■ Source information ■
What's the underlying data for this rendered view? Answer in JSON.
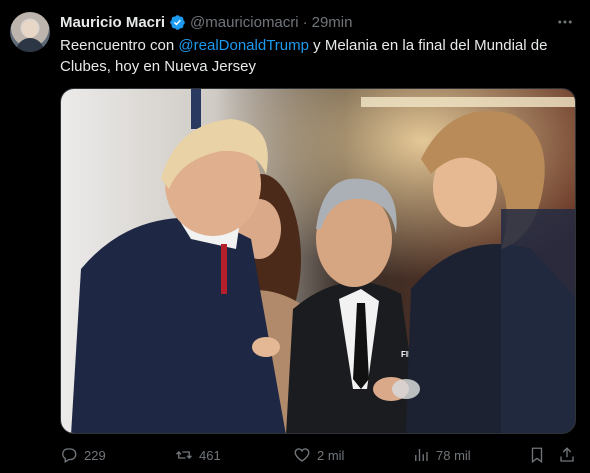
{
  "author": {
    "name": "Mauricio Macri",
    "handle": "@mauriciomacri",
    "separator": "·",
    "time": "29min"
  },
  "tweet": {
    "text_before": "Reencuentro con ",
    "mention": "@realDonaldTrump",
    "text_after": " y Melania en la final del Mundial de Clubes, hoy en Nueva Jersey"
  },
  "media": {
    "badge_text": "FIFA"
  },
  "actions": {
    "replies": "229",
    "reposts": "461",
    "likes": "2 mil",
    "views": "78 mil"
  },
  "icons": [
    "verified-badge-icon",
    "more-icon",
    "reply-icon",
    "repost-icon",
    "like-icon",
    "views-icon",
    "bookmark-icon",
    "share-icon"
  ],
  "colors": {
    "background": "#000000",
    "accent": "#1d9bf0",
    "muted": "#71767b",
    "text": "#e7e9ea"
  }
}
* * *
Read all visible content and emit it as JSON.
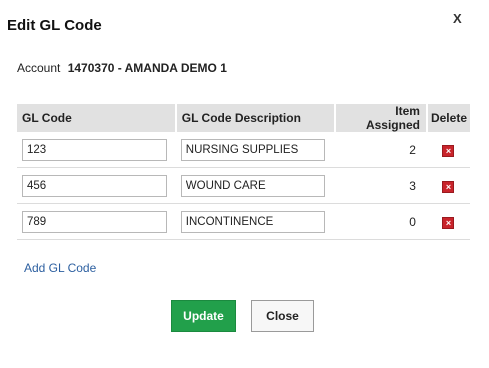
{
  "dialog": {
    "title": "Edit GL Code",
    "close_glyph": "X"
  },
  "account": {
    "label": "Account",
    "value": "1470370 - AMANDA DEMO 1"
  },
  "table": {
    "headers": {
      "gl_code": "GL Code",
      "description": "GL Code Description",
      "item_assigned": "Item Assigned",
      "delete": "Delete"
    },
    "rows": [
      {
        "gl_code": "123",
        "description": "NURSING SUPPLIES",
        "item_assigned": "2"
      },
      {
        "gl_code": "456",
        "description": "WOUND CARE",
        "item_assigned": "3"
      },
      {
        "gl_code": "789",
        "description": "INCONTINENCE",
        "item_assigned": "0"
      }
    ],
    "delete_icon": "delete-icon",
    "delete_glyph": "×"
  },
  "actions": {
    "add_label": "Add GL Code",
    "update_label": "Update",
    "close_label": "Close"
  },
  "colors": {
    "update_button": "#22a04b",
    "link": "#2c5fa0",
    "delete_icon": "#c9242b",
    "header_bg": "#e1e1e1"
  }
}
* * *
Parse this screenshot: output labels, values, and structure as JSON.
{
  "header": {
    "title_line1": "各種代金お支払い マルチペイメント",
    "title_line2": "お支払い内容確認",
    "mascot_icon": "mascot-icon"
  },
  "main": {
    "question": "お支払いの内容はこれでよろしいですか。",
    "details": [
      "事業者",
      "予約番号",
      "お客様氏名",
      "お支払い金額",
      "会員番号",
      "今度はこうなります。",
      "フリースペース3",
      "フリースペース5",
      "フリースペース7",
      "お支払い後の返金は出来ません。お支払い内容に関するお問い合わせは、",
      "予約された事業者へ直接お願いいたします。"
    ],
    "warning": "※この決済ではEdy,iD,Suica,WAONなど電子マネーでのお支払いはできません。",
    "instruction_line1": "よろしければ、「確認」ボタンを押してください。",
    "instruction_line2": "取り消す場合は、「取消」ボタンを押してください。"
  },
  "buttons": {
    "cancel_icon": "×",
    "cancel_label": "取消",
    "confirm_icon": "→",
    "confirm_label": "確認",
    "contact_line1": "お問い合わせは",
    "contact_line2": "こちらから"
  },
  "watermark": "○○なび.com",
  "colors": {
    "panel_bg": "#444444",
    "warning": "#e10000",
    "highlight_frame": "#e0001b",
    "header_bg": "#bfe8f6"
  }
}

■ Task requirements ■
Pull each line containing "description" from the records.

■ Result of the exercise ■
      "description": "GL Code Description",
        "description": "NURSING SUPPLIES",
        "description": "WOUND CARE",
        "description": "INCONTINENCE",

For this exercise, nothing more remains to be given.